Dyslexics compared with Non-Dyslexics in Reading

Data suggests that there are big differences in dyslexics and non-dyslexics in a broad range of tasks such as reading.

There appears to be a wide range of learning difficulties that can be circumvented, but language and reading difficulties are challenging to circumvent.

Normal reading is the ability to have all brain systems integrate automatically. In dyslexia, the brain is not able to integrate its unit of sound systems with other components of its language comprehension system.

Even when dyslexics learn to read well, spoken language deficiencies can persist.

Diagnostic Tests for Dyslexia

Common diagnostic tests will require the participant to separate sounds from words such as saying “batman” only with the “bat” part.

The voice-recognition task might be used as well, to identify young children at risk for dyslexia.

For a comprehensive understanding of the assessment and diagnostic process for dyslexia, please visit us here.

The Takeaway 

For dyslexic children, the ability of truly hearing and comprehending a parent or teacher speak may be a problem.

If a child has trouble grasping the sounds that make up language, acquiring reading skills will be harder.

It is important to understand that what may appear as unintelligent, such as not being able to answer, “who is the president?”, is not a problem of intelligence at all, but rather of word retrieval.  Reframing a basic question like that as a multiple-choice question, makes it a lot more likely that the child will answer the question correctly.

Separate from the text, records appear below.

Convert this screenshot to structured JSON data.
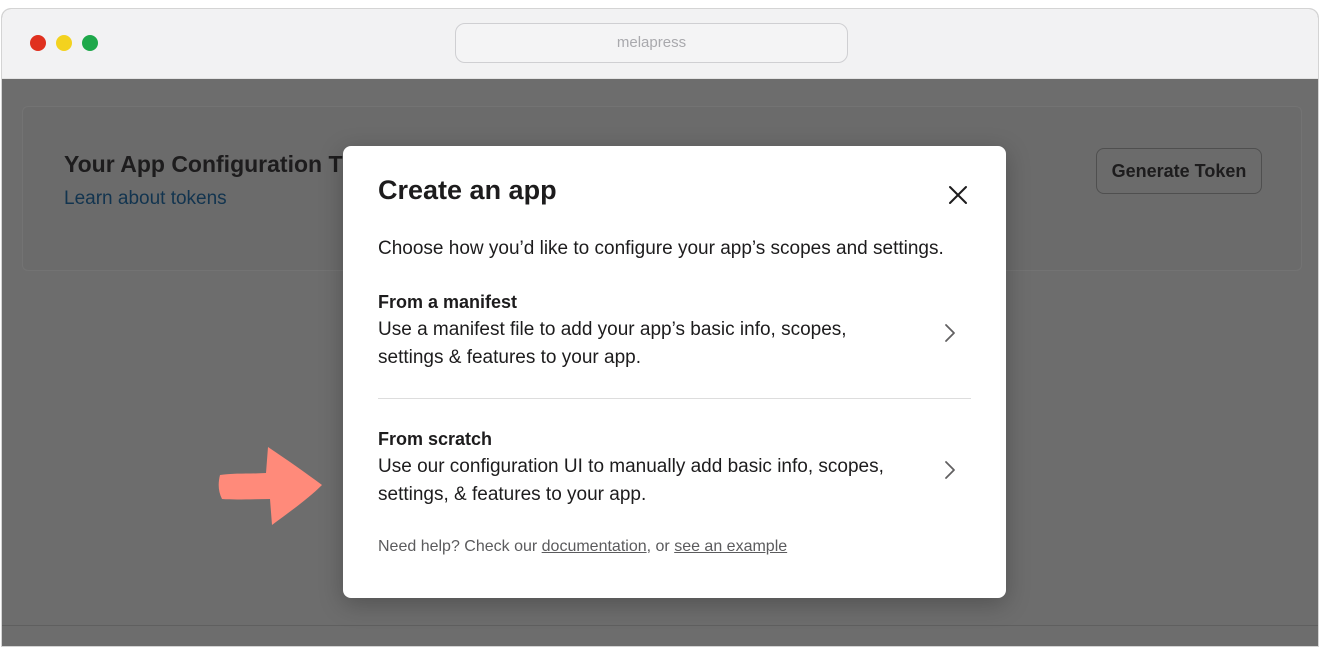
{
  "browser": {
    "url": "melapress"
  },
  "background_card": {
    "title": "Your App Configuration T",
    "link": "Learn about tokens",
    "button": "Generate Token"
  },
  "modal": {
    "title": "Create an app",
    "description": "Choose how you’d like to configure your app’s scopes and settings.",
    "options": [
      {
        "title": "From a manifest",
        "description": "Use a manifest file to add your app’s basic info, scopes, settings & features to your app."
      },
      {
        "title": "From scratch",
        "description": "Use our configuration UI to manually add basic info, scopes, settings, & features to your app."
      }
    ],
    "help": {
      "prefix": "Need help? Check our ",
      "documentation": "documentation",
      "middle": ", or ",
      "example": "see an example"
    }
  },
  "icons": {
    "close": "close-icon",
    "chevron": "chevron-right-icon",
    "pointer": "arrow-right-icon"
  },
  "colors": {
    "overlay": "#6d6d6d",
    "arrow": "#ff8a7a",
    "dot_red": "#e0301e",
    "dot_yellow": "#f3d21f",
    "dot_green": "#1ea84a"
  }
}
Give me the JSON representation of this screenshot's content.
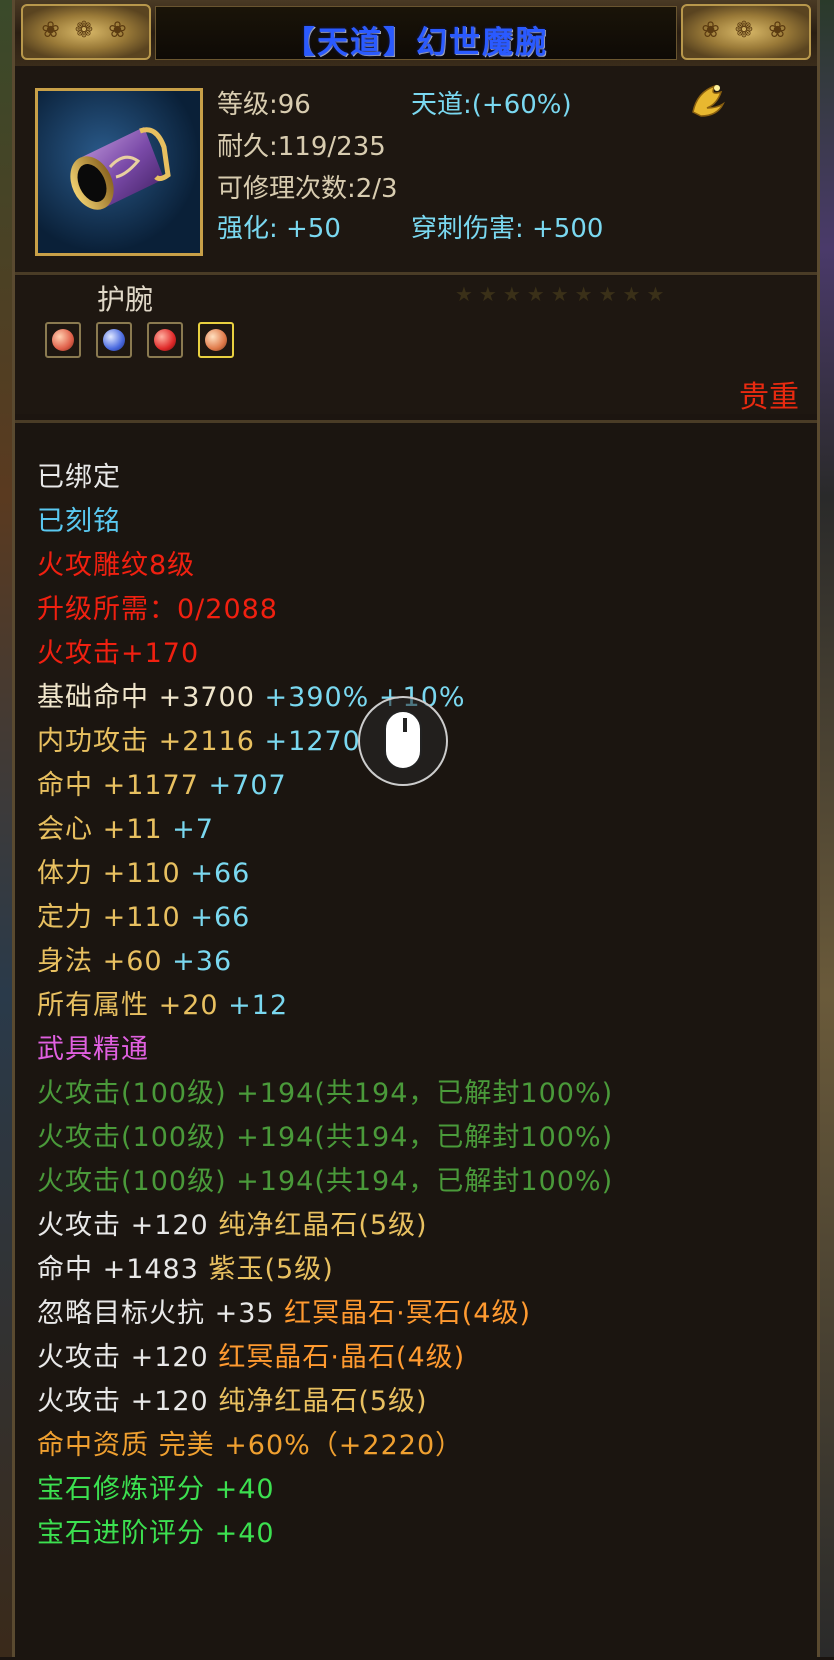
{
  "title": {
    "prefix": "【天道】",
    "name": "幻世魔腕"
  },
  "header": {
    "level": "等级:96",
    "tiandao": "天道:(+60%)",
    "durability": "耐久:119/235",
    "repair": "可修理次数:2/3",
    "enhance": "强化: +50",
    "pierce": "穿刺伤害: +500"
  },
  "type": {
    "label": "护腕",
    "precious": "贵重",
    "stars": "★★★★★★★★★"
  },
  "colors": {
    "title_blue": "#2a5aff",
    "border_gold": "#c8a048"
  },
  "gems": [
    {
      "color": "#e0604a",
      "selected": false
    },
    {
      "color": "#4a6ae0",
      "selected": false
    },
    {
      "color": "#e02a2a",
      "selected": false
    },
    {
      "color": "#e07a4a",
      "selected": true
    }
  ],
  "attrs": {
    "bound": "已绑定",
    "engraved": "已刻铭",
    "fire_tattoo": "火攻雕纹8级",
    "upgrade_req": "升级所需：0/2088",
    "fire_attack": "火攻击+170",
    "base_hit_label": "基础命中 +3700",
    "base_hit_bonus": "+390% +10%",
    "inner_atk_label": "内功攻击 +2116",
    "inner_atk_bonus": "+1270",
    "hit_label": "命中 +1177",
    "hit_bonus": "+707",
    "crit_label": "会心 +11",
    "crit_bonus": "+7",
    "stamina_label": "体力 +110",
    "stamina_bonus": "+66",
    "focus_label": "定力 +110",
    "focus_bonus": "+66",
    "agility_label": "身法 +60",
    "agility_bonus": "+36",
    "allattr_label": "所有属性 +20",
    "allattr_bonus": "+12",
    "mastery": "武具精通",
    "mastery_1": "火攻击(100级) +194(共194，已解封100%)",
    "mastery_2": "火攻击(100级) +194(共194，已解封100%)",
    "mastery_3": "火攻击(100级) +194(共194，已解封100%)",
    "gem1_stat": "火攻击 +120",
    "gem1_name": "纯净红晶石(5级)",
    "gem2_stat": "命中 +1483",
    "gem2_name": "紫玉(5级)",
    "gem3_stat": "忽略目标火抗 +35",
    "gem3_name": "红冥晶石·冥石(4级)",
    "gem4_stat": "火攻击 +120",
    "gem4_name": "红冥晶石·晶石(4级)",
    "gem5_stat": "火攻击 +120",
    "gem5_name": "纯净红晶石(5级)",
    "aptitude": "命中资质  完美 +60%（+2220）",
    "gem_refine": "宝石修炼评分 +40",
    "gem_advance": "宝石进阶评分 +40"
  }
}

The Pathways team of professionals has helped thousands of people with Dyslexia. We are Dedicated to effective and compassionate care for individuals with neurological challenges.  If you have concerns you might have dyslexia, contact Dr Gordon for a comprehensive evaluation and effective treatment.